pone.0136432.g005: Apparent spring constants.ky perpendicular to the bundling axis, before bundling (red), after bundled by 10–12 mMMgCl2 ions (green) and 3 hours after rinsing with the ion removal buffer (blue). There are three clear cases when the stiffness of the bundle returned back or became less than the original value. In all other cases, the bundles remained stiffer than the initial value. (Semilogarithmic plot of 15 bead positions measured in 3 independent experiments. The errors are estimated from the Gaussian fit of the position distributions.)
Mentions: Fig 5 compares the ky values obtained using nonlinear fitting before bundling, after bundling and 3 hours after EDTA treatment. After washing the loosely bound Mg2+ ions away, the elasticity remains close to the values obtained after bundling in general, much higher than their initial values indicating that the bundling process was not reversed. In four cases however, ky returned or was even less than its value before the divalent cations were introduced (e.g. bead numbers 1, 12, 14, 15).

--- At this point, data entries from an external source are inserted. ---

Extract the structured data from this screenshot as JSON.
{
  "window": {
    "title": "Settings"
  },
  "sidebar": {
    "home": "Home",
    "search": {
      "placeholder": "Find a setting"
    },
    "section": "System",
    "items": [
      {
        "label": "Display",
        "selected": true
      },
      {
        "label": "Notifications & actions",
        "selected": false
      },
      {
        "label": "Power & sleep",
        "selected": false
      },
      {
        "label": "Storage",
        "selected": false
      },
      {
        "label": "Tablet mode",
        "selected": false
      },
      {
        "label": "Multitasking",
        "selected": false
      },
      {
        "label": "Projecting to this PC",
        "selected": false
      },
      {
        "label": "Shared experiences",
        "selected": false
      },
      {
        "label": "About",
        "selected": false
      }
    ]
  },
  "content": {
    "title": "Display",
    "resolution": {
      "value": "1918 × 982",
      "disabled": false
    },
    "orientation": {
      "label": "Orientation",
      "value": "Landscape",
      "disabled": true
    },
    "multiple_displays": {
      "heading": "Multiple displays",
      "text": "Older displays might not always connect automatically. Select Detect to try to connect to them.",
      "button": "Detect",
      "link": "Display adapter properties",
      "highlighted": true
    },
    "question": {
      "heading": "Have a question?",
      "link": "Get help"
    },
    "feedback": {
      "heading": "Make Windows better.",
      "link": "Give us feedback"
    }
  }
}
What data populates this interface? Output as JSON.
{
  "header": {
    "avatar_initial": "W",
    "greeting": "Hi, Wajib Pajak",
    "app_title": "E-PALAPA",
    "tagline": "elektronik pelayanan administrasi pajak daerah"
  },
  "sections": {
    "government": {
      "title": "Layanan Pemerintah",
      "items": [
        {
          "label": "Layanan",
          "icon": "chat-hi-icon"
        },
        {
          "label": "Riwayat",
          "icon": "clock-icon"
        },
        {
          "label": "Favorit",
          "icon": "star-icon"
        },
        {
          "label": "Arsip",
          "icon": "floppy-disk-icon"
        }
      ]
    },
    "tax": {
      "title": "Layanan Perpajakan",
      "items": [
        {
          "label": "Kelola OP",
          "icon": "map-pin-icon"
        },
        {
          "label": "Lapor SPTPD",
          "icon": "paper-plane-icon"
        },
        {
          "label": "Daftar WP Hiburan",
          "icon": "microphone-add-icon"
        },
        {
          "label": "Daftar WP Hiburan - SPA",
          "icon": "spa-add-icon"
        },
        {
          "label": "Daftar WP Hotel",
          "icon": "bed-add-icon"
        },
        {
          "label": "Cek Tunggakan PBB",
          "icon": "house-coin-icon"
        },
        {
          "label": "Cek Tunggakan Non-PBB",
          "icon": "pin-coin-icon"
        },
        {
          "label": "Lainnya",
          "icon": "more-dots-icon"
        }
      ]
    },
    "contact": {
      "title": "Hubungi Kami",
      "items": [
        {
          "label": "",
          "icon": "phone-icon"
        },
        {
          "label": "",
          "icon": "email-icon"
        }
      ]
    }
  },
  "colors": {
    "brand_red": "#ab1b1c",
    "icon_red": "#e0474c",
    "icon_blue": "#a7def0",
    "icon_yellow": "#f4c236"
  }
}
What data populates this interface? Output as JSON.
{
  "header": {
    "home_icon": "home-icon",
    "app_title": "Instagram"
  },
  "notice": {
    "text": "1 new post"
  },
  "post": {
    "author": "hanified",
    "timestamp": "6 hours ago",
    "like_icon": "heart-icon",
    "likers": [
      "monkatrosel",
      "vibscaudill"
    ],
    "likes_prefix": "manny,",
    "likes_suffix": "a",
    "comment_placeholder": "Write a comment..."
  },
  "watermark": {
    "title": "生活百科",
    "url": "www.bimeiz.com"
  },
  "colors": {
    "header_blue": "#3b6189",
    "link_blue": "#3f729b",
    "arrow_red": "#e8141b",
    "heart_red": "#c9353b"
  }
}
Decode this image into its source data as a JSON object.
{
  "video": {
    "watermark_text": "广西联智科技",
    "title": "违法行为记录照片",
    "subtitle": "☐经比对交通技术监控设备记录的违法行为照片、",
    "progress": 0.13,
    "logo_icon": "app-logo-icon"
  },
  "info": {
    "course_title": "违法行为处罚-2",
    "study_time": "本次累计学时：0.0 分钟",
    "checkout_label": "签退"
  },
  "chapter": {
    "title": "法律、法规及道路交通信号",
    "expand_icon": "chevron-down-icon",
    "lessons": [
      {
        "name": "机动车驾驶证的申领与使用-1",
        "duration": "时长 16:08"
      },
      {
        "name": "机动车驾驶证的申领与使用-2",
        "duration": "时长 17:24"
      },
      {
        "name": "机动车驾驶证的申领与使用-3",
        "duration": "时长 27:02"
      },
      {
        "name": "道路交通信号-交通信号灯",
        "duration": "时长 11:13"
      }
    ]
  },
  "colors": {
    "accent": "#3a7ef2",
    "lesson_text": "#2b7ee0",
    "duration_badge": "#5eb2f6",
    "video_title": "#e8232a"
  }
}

Bottom Line: Understanding the bundling kinetics of actin filaments is important in the formation of various cytoskeletal structures, such as filopodia and stress fibers.Microparticles attached to the filaments allowed the measurement of thermal motion, and we found that bundling takes place at lower concentrations than previously found in 3-dimensional actin gels, i.e. actin filaments formed bundles in the presence of 5-12 mM of magnesium chloride in a time-dependent manner.The filaments also displayed long term stability for up to hours after removing the magnesium ions from the buffer, which suggests that there is an extensive hysteresis between cation induced crosslinking and decrosslinking.

View Article: PubMed Central - PubMed

Affiliation: Max Planck Institute for Intelligent Systems, Department of New Materials and Biosystems, Heisenberg str. 3, D-70569 Stuttgart, Germany; University of Heidelberg, Institute of Physical Chemistry, Department of Biophysical Chemistry, Im Neuenheimer Feld 253, D-69120 Heidelberg, Germany.

ABSTRACT
Filamentous actin is one of the most important cytoskeletal elements. Not only is it responsible for the elastic properties of many cell types, but it also plays a vital role in cellular adhesion and motility. Understanding the bundling kinetics of actin filaments is important in the formation of various cytoskeletal structures, such as filopodia and stress fibers. Utilizing a unique pillar-structured microfluidic device, we investigated the time dependence of bundling kinetics of pillar supported free-standing actin filaments. Microparticles attached to the filaments allowed the measurement of thermal motion, and we found that bundling takes place at lower concentrations than previously found in 3-dimensional actin gels, i.e. actin filaments formed bundles in the presence of 5-12 mM of magnesium chloride in a time-dependent manner. The filaments also displayed long term stability for up to hours after removing the magnesium ions from the buffer, which suggests that there is an extensive hysteresis between cation induced crosslinking and decrosslinking.

No MeSH data available.


Related in: MedlinePlus